But the strongest sense I had while proposing and writing that book was wonder. And that ultimately trumped my fear. I wondered whether I could write a book. I wondered what it would be like to see it on the shelf. I was curious to see what it would be like to write 65,000 words and how I would feel and how I would organize my days. I had so many questions about the experience that the questions themselves kept me going. I needed the answers.

That’s how it works. Curiosity provides intrinsic motivation. Moves us forward. Helps us explore, act, accomplish and it creates a structure for us to participate in life.

Curiosity can be the link between feeling stuck and moving into your greatest life.

Five Ways to Become More Curious

1. Find what fascinates you. You may have to go looking. You may discover a bunch of baloney that does not interest you at all, but the exploration process will yield some surprises and those are always good for revving up curiosity.

2. Do things you don’t know how to do. When I signed up for a Beginning Ukulele class I was nervous. I didn’t have a clue how to play this little instrument. But, I thought it would be interesting to find out if I could. Try something different, something you don’t know how to do. Study a new language, pick up an instrument, try a new recipe or pick up the Sunday crossword and challenge yourself with what you don’t know.

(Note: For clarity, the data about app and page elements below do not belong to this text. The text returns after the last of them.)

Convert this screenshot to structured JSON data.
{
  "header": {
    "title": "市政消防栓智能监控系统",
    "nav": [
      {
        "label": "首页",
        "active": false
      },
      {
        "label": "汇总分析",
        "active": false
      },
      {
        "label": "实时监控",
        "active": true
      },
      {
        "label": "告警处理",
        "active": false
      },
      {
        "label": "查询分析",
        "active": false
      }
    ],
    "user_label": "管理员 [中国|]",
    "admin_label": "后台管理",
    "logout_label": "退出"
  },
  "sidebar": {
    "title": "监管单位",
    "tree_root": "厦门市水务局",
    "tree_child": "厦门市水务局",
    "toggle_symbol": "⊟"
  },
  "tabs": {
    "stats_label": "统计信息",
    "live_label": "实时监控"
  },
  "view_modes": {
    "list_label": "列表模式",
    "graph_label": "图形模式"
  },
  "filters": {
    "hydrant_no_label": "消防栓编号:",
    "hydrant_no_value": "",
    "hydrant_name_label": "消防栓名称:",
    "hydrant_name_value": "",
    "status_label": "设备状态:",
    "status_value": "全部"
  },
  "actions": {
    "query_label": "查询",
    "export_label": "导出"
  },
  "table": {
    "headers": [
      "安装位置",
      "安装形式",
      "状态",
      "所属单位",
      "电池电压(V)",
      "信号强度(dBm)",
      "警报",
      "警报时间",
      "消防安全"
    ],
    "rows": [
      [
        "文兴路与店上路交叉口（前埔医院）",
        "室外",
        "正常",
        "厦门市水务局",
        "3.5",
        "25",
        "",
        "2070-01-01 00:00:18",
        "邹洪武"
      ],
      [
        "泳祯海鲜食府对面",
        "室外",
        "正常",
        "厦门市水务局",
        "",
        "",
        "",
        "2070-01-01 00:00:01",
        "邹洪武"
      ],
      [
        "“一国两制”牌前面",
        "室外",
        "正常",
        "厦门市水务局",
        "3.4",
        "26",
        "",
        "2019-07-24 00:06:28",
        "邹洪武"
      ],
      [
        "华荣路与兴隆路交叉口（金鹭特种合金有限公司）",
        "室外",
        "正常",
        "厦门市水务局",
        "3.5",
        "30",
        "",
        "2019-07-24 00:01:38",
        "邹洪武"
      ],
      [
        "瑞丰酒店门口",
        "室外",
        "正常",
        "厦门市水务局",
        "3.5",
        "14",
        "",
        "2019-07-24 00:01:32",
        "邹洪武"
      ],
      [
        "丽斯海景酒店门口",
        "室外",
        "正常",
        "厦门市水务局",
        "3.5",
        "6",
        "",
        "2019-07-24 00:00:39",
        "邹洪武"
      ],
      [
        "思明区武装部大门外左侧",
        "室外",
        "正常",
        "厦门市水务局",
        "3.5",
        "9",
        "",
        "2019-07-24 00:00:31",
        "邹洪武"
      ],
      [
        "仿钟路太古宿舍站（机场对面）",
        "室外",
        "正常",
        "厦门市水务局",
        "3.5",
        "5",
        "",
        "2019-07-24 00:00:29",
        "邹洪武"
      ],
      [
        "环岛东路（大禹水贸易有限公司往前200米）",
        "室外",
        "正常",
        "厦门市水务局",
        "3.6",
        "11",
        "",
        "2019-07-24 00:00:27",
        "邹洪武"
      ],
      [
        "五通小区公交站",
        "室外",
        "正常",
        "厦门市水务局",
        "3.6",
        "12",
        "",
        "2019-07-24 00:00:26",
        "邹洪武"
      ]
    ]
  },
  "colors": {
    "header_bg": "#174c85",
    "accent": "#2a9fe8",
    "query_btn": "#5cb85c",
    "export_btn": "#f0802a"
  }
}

3. Ask questions. We tend to associate questions with childlike behavior and as we grow we act more like the expert than the student. Be the student. Ask the questions. When you learn something new, express an opinion, converse with others, ask why. Why do you like Asian food? What is it about green that turns you on? Why do you do the job you do? Explore your experience through the questions, then seek out the answers and reflect on what you learn. Self-reflection—a processing of the information you discover—is essential to self-understanding and often prompts curiosity.

4. Go to people, not Google. I love Google, but the most dynamic learning occurs when we interact with others. They inspire us. They trigger thoughts and actions that inspire our curiosity. Curiosity is a dynamic process of questioning and creating and investigating. It is inspired when we come up against others who are also exploring the world; others who have knowledge to share acquired from their own inquiry. Hang out with these explorers, ask questions of them, listen and watch and learn.

5. Don’t allow boredom to become you. When we go to a restaurant, I always sit with my back against the wall so I can people watch. I am fascinated by what prompts people to do what they do. I watch their table manners and expressions and become curious. Even in this most mundane environment—lobby of a doctor’s office, seat of a bus, bank teller line—there is always something to read or look at or ponder. Challenge yourself to do that. Curiosity is about inquiry and exploration. Actively choose to act curious rather than succumb to boredom and you will learn more and become more curious.

Curiosity isn’t limited only to the exposure of external things either. Our internal landscapes are fascinating. Next time you are prone to boredom, shift perspective by asking questions: Who am I? What is the meaning of life? What do I love? Why?